Convex Short Segment Instrumentation And Hemi-chevron Osteotomies For Putti Type 1 Thoracic Hemivertebrae: A Simple Treatment Option For Patients Under 5 Years Old

Presented at SMISS Annual Forum 2014
By Kamil Kose Prof Dr
With Mustafa Inanmaz , Levent Altinel , Emre Bal , Islam Caliskan , Cengiz Isik , Volkan Ergan ,

Disclosures: Kamil Kose Prof Dr None Mustafa Inanmaz None, Levent Altinel None, Emre Bal None, Islam Caliskan None, Cengiz Isik None, Volkan Ergan None,

This is a case series depicting the results of a novel surgical technique.

Congenital hemivertebrae have been treated by anterior and posterior growth arrest with/without fusion, anterior and posterior hemivertebrectomy, transpedicular hemivertebra excision, and transpedicular hemiepiphysiodesis. These approaches are complex and require experience.
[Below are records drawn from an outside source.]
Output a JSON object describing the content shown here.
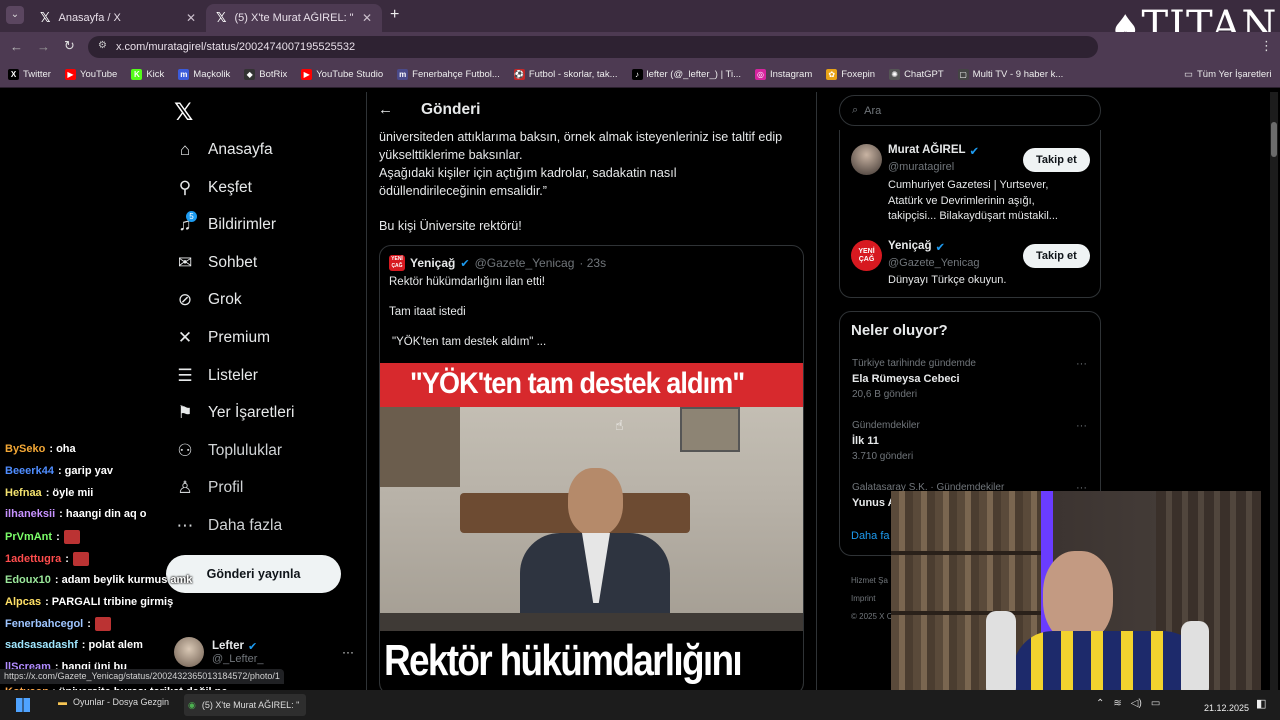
{
  "browser": {
    "tabs": [
      {
        "title": "Anasayfa / X"
      },
      {
        "title": "(5) X'te Murat AĞIREL: \"\"Bana s"
      }
    ],
    "url": "x.com/muratagirel/status/2002474007195525532",
    "bookmarks": [
      {
        "label": "Twitter",
        "color": "#000000",
        "glyph": "X"
      },
      {
        "label": "YouTube",
        "color": "#ff0000",
        "glyph": "▶"
      },
      {
        "label": "Kick",
        "color": "#53fc18",
        "glyph": "K"
      },
      {
        "label": "Maçkolik",
        "color": "#3b5bdb",
        "glyph": "m"
      },
      {
        "label": "BotRix",
        "color": "#333333",
        "glyph": "◆"
      },
      {
        "label": "YouTube Studio",
        "color": "#ff0000",
        "glyph": "▶"
      },
      {
        "label": "Fenerbahçe Futbol...",
        "color": "#4a4a8a",
        "glyph": "m"
      },
      {
        "label": "Futbol - skorlar, tak...",
        "color": "#c62828",
        "glyph": "⚽"
      },
      {
        "label": "lefter (@_lefter_) | Ti...",
        "color": "#000000",
        "glyph": "♪"
      },
      {
        "label": "Instagram",
        "color": "#d6249f",
        "glyph": "◎"
      },
      {
        "label": "Foxepin",
        "color": "#e8a317",
        "glyph": "✿"
      },
      {
        "label": "ChatGPT",
        "color": "#555555",
        "glyph": "✺"
      },
      {
        "label": "Multi TV - 9 haber k...",
        "color": "#444444",
        "glyph": "▢"
      }
    ],
    "all_bookmarks": "Tüm Yer İşaretleri"
  },
  "overlay_logo": "TITAN",
  "nav": {
    "items": [
      {
        "label": "Anasayfa",
        "icon": "home-icon"
      },
      {
        "label": "Keşfet",
        "icon": "search-icon"
      },
      {
        "label": "Bildirimler",
        "icon": "bell-icon",
        "badge": "5"
      },
      {
        "label": "Sohbet",
        "icon": "mail-icon"
      },
      {
        "label": "Grok",
        "icon": "grok-icon"
      },
      {
        "label": "Premium",
        "icon": "x-icon"
      },
      {
        "label": "Listeler",
        "icon": "list-icon"
      },
      {
        "label": "Yer İşaretleri",
        "icon": "bookmark-icon"
      },
      {
        "label": "Topluluklar",
        "icon": "people-icon"
      },
      {
        "label": "Profil",
        "icon": "person-icon"
      },
      {
        "label": "Daha fazla",
        "icon": "more-icon"
      }
    ],
    "post_button": "Gönderi yayınla",
    "account": {
      "name": "Lefter",
      "handle": "@_Lefter_"
    }
  },
  "header": {
    "title": "Gönderi"
  },
  "post": {
    "lines": [
      "üniversiteden attıklarıma baksın, örnek almak isteyenleriniz ise taltif edip",
      "yükselttiklerime baksınlar.",
      "Aşağıdaki kişiler için açtığım kadrolar, sadakatin nasıl",
      "ödüllendirileceğinin emsalidir.”"
    ],
    "footer": "Bu kişi Üniversite rektörü!"
  },
  "quote": {
    "name": "Yeniçağ",
    "handle": "@Gazete_Yenicag",
    "time": "· 23s",
    "avatar_text": "YENİ ÇAĞ",
    "line1": "Rektör hükümdarlığını ilan etti!",
    "line2": "Tam itaat istedi",
    "line3": "\"YÖK'ten tam destek aldım\" ...",
    "image_banner": "\"YÖK'ten tam destek aldım\"",
    "image_bottom": "Rektör hükümdarlığını"
  },
  "search": {
    "placeholder": "Ara"
  },
  "suggestions": [
    {
      "name": "Murat AĞIREL",
      "handle": "@muratagirel",
      "bio": "Cumhuriyet Gazetesi | Yurtsever, Atatürk ve Devrimlerinin aşığı, takipçisi... Bilakaydüşart müstakil...",
      "button": "Takip et"
    },
    {
      "name": "Yeniçağ",
      "handle": "@Gazete_Yenicag",
      "bio": "Dünyayı Türkçe okuyun.",
      "button": "Takip et"
    }
  ],
  "trends": {
    "title": "Neler oluyor?",
    "items": [
      {
        "context": "Türkiye tarihinde gündemde",
        "name": "Ela Rümeysa Cebeci",
        "count": "20,6 B gönderi"
      },
      {
        "context": "Gündemdekiler",
        "name": "İlk 11",
        "count": "3.710 gönderi"
      },
      {
        "context": "Galatasaray S.K. · Gündemdekiler",
        "name": "Yunus A",
        "count": ""
      }
    ],
    "more": "Daha fa"
  },
  "footer_links": [
    "Hizmet Şa",
    "Imprint",
    "© 2025 X C"
  ],
  "status_url": "https://x.com/Gazete_Yenicag/status/2002432365013184572/photo/1",
  "chat": [
    {
      "user": "BySeko",
      "msg": ": oha",
      "color": "#f4a836"
    },
    {
      "user": "Beeerk44",
      "msg": ": garip yav",
      "color": "#4f8dff"
    },
    {
      "user": "Hefnaa",
      "msg": ": öyle mii",
      "color": "#f4e36f"
    },
    {
      "user": "ilhaneksii",
      "msg": ": haangi din aq o",
      "color": "#c792ff"
    },
    {
      "user": "PrVmAnt",
      "msg": ":",
      "color": "#7cff6a"
    },
    {
      "user": "1adettugra",
      "msg": ":",
      "color": "#ff4d4d"
    },
    {
      "user": "Edoux10",
      "msg": ": adam beylik kurmus amk",
      "color": "#9be89b"
    },
    {
      "user": "Alpcas",
      "msg": ": PARGALI tribine girmiş",
      "color": "#ffe066"
    },
    {
      "user": "Fenerbahcegol",
      "msg": ":",
      "color": "#9ec5ff"
    },
    {
      "user": "sadsasadashf",
      "msg": ": polat alem",
      "color": "#a0e7ff"
    },
    {
      "user": "llScream",
      "msg": ": hangi üni bu",
      "color": "#b18cff"
    },
    {
      "user": "Kotyaon",
      "msg": ": üniversite burası tarikat değil ne hallere düştük ya",
      "color": "#ffa94d"
    }
  ],
  "taskbar": {
    "apps": [
      "Oyunlar - Dosya Gezgin",
      "(5) X'te Murat AĞIREL: \""
    ],
    "date": "21.12.2025"
  }
}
There is a need for a simple treatment method to treat these deformities.

To prove that a minimally invasive surgical technique can effectively control and even correct congenital scoliosis caused by a fully segmented hemivertebra.

Twelve patients under 5 years of age with Putti type1 hemivertebrae were treated by posterior convex short segment instrumentation, partial chevron osteotomies, and fusion. Scoliosis, segmental scoliosis, kyphosis, segmental kyphosis, trunk shift were measured both preoperatively and postoperatively.

The mean correction of the segmental curve was 6 degrees (21%) which was maintained at the latest follow-up. The average final correction of the main curve was 23%. The trunk shift was 1.8 cm (range, 1-3 cm) preoperative and 1.4 cm (range, 0-2.5 cm) at the latest follow-up. The segmental angle of kyphosis averaged 11 degrees (range, -12 to 20 degrees) preoperative, and 14 degrees (range, 0-29 degrees) at the latest follow-up assessment. The values of the total thoracic kyphosis (T2-T12) were 29.5 degrees (range, 10-46 degrees) preoperative, 31 degrees (range, 10-44 degrees) postoperative, and 32 degrees (range, 16-45 degrees) at the last follow-up resulting in a mean improvement of 2 degrees. This improvement continued at the latest follow-up with a mean increase of 3 degrees.

Transpedicular instrumentation is ideal for early correction in young children. The new posterior approach is much less invasive than the combined approaches or other posterior vertebrectomies and is well tolerated even in very young patients. The fusion segment is kept short. The deformities seem to stop progressing and this can avoid development of severe local deformities and secondary curves.